Alexander Wendt is Associate Professor of Political Science at Yale University.
For their exceptionally detailed and helpful comments I am grateful to Mike Barnett, Mlada Bukovansky, Bud Duvall, Peter Katzenstein, Mark Laffey, David Lumsdaine, Sylvia Maxfield, Nina Tannenwald, Jutta Weldes, and the members of the Yale IR Reading Group.
1. John J. Mearsheimer, "The False Promise of International Institutions," International Security, Vol. 19, No. 3 (Winter 1994/95). Subsequent references appear in parentheses in the text.
2. Other efforts include Robert Gilpin, "The Richness of the Tradition of Political Realism," International Organization, Vol. 38, No. 2 (Spring 1984), pp. 287-304, and Markus Fischer, "Feudal Europe, 800-1300," International Organization, Vol. 46, No. 2 (Spring 1992), pp. 427-466.
3. On neoliberalism and critical theory, see Robert Keohane, "International institutions: Two approaches," International Studies Quarterly, Vol. 32, No. 4 (December 1988), pp. 379-396, and Wendt, "Collective Identity Formation and the International State," American Political Science Review, Vol. 88, No. 2 (June 1994), pp. 384-396. Mearsheimer treats collective security as a third form of institutionalism, but this is unwarranted. Collective security is an approach to international order, arguable on either neoliberal or critical grounds, not a form of institutional analysis.
4. This makes them all "constructivist" in a broad sense, but as the critical literature has evolved, this term has become applied to one particular school.
5. These are far more than differences of "emphasis," as suggested by Mearsheimer's disclaimer, note 127.

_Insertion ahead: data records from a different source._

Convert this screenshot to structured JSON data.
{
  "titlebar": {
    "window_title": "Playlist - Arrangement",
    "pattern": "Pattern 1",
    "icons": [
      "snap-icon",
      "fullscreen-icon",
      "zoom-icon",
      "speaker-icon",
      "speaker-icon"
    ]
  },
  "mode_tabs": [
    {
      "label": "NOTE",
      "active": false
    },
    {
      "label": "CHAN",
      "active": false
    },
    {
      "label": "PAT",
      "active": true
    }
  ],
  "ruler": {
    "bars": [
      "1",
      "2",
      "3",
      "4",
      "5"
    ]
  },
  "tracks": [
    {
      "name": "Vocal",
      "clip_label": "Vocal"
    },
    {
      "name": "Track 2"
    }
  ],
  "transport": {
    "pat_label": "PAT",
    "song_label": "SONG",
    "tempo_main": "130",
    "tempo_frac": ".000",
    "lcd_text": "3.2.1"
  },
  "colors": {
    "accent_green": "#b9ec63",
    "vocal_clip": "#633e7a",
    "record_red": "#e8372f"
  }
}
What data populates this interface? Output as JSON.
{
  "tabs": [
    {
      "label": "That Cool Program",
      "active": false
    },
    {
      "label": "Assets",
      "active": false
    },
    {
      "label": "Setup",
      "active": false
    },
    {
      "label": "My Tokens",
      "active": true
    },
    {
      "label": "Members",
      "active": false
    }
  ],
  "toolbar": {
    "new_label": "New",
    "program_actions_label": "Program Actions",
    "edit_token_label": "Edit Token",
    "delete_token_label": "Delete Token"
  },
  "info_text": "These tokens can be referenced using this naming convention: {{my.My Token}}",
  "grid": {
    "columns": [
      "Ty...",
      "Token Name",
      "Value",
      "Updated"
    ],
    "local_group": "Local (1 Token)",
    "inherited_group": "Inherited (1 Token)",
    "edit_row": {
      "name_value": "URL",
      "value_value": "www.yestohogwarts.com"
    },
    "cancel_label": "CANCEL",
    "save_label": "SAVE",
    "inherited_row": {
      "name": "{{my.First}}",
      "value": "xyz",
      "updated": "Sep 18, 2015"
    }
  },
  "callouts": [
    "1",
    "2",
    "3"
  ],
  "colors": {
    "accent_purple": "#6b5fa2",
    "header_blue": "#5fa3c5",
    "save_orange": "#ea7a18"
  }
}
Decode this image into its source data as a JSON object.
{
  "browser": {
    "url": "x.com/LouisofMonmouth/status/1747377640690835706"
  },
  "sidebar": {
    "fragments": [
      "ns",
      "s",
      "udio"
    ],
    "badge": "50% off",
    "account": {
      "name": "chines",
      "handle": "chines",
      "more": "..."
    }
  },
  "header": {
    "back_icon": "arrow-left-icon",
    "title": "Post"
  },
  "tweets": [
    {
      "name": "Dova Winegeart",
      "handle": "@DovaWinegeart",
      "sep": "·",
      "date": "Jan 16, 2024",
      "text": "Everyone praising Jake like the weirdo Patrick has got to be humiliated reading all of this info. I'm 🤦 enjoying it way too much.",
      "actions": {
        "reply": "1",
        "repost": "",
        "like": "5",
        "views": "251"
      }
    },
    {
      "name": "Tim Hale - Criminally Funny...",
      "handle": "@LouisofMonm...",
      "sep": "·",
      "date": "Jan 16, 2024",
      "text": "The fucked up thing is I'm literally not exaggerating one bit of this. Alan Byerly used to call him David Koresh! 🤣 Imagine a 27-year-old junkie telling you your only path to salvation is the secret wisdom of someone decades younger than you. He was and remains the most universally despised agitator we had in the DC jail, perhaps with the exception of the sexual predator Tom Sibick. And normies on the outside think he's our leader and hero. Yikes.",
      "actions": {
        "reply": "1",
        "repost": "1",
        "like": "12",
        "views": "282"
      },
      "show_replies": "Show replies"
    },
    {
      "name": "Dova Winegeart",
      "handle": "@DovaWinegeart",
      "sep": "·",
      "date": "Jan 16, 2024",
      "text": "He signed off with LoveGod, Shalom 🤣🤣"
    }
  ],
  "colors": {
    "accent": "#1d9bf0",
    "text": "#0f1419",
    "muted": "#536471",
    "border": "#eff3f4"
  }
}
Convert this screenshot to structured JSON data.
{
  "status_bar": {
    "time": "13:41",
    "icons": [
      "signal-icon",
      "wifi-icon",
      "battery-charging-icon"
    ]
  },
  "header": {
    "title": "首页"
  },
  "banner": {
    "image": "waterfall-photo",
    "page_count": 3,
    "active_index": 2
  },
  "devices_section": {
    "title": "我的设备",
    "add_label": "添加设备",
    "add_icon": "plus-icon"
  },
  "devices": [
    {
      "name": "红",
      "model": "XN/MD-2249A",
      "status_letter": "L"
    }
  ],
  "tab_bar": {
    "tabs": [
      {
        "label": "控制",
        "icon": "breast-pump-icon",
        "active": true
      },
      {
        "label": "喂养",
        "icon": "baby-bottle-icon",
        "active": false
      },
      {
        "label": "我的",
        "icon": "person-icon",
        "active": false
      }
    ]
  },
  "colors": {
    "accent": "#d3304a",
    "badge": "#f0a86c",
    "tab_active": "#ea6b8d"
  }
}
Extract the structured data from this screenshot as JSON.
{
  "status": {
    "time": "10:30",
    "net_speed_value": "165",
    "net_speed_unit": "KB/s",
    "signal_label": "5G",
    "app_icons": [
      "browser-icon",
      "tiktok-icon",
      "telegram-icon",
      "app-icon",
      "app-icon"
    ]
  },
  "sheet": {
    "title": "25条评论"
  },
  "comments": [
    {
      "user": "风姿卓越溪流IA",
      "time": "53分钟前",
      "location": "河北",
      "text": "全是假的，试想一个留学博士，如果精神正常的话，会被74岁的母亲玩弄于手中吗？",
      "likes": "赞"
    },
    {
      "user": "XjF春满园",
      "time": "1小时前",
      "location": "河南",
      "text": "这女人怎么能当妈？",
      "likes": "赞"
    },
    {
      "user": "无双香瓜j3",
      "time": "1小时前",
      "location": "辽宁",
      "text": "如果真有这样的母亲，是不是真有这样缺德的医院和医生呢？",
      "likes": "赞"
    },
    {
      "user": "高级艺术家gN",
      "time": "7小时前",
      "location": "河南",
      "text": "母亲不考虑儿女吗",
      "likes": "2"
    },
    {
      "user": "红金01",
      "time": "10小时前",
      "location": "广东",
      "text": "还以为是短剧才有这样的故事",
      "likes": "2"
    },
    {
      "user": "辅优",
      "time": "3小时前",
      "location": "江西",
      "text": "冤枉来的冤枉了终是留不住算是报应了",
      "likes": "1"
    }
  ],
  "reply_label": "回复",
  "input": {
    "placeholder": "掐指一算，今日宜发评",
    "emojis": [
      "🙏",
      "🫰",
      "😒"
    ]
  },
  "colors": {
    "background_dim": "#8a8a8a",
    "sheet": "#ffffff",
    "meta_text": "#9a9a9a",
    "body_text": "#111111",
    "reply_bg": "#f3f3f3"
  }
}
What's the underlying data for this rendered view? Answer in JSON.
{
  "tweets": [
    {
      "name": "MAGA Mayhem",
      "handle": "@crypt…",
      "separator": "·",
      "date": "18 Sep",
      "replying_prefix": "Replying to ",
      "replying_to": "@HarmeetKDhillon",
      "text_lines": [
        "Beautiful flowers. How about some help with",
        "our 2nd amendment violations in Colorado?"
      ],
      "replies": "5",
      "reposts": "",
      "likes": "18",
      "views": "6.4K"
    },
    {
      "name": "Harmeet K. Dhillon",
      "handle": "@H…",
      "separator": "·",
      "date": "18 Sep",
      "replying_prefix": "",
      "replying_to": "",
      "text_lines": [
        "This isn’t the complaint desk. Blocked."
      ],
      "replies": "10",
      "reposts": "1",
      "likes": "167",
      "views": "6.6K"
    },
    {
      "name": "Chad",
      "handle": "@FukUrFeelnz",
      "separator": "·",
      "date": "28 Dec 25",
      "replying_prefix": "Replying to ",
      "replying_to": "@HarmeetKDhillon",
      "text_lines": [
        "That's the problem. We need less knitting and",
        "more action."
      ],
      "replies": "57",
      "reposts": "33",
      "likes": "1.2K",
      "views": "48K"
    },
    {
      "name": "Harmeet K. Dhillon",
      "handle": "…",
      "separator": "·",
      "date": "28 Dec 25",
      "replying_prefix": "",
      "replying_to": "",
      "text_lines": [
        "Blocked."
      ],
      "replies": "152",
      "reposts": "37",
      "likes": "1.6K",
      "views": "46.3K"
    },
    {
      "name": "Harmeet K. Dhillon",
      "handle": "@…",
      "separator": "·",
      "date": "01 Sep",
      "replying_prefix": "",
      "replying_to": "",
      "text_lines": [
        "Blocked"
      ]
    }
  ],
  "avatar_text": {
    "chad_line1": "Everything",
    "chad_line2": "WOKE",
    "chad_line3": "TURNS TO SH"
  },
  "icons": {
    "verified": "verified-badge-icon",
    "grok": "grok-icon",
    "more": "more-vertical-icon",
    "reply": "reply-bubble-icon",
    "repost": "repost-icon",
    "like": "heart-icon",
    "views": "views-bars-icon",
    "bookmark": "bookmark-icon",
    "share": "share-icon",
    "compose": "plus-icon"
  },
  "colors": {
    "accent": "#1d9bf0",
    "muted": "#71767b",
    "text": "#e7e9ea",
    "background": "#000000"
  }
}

6. "Constitute" is an important term in critical theory, with a special meaning that is not captured by related terms like "comprise," "consist of," or "cause." To say that "X [for example, a social structure] constitutes Y [for example, an agent]," is to say that the properties of those agents are made possible by, and would not exist in the absence of, the structure by which they are "constituted." A constitutive relationship establishes a conceptually necessary or logical connection between X and Y, in contrast to the contingent connection between independently existing entities that is established by causal relationships.
The identity-behavior distinction is partly captured by Robert Powell's distinction between preferences over outcomes and preferences over strategies; Robert Powell, "Anarchy in International Relations Theory," International Organization, Vol. 48, No. 2 (Spring 1994), pp. 313-344. The main exception to the mainstream neglect of structural effects on state identity is Kenneth Waltz's argument that anarchy produces "like units"; Kenneth Waltz, Theory of International Politics (Reading, Mass.: Addison-Wesley, 1979), pp. 74-77. Constructivists think there are more possibilities than this; see Alexander Wendt, "Anarchy is What States Make of It: The Social Construction of Power Politics," International Organization, Vol. 46, No. 2 (Spring 1992), pp. 391-425.
7. What follows could also serve as a rough definition of "discourse."
8. See Karl Deutsch, et al., Political Community and the North Atlantic Area (Princeton: Princeton University Press, 1957).
9. For a good general discussion of this point, see Douglas Porpora, "Cultural Rules and Material Relations," Sociological Theory, Vol. 11, No. 2 (July 1993), pp. 212-229.
10. On the social content of interests, see Roy D'Andrade and Claudia Strauss, eds., Human Motives and Cultural Models (Cambridge: Cambridge University Press, 1992).
11. See Alexander Wendt, "The Agent-Structure Problem in International Relations Theory," International Organization, Vol. 41, No. 3 (Summer 1987), pp. 335-370; and, for fuller discussion, Ian Shapiro and Alexander Wendt, "The Difference that Realism Makes," Politics and Society, Vol. 20, No. 2 (June 1992), pp. 197-223.
12. See, among others, Michael Barnett, "Institutions, Roles, and Disorder," International Studies Quarterly, Vol. 37, No. 3 (September 1993), pp. 271-296; David Lumsdaine, Moral Vision in International Politics (Princeton: Princeton University Press, 1993); Samuel Barkin and Bruce Cronin, "The State and the Nation," International Organization, Vol. 48, No. 1 (Winter 1994), pp. 107-130; Rey Koslowski and Friedrich Kratochwil, "Understanding Change in International Politics," International Organization, Vol. 48, No. 2 (Spring 1994), pp. 215-248; Thomas Biersteker and Cynthia Weber, eds., State Sovereignty as Social Construct (Cambridge: Cambridge University Press, forthcoming); and Peter Katzenstein, ed., Constructing National Security (working title), forthcoming.
13. On the social basis of conflict, see Georg Simmel...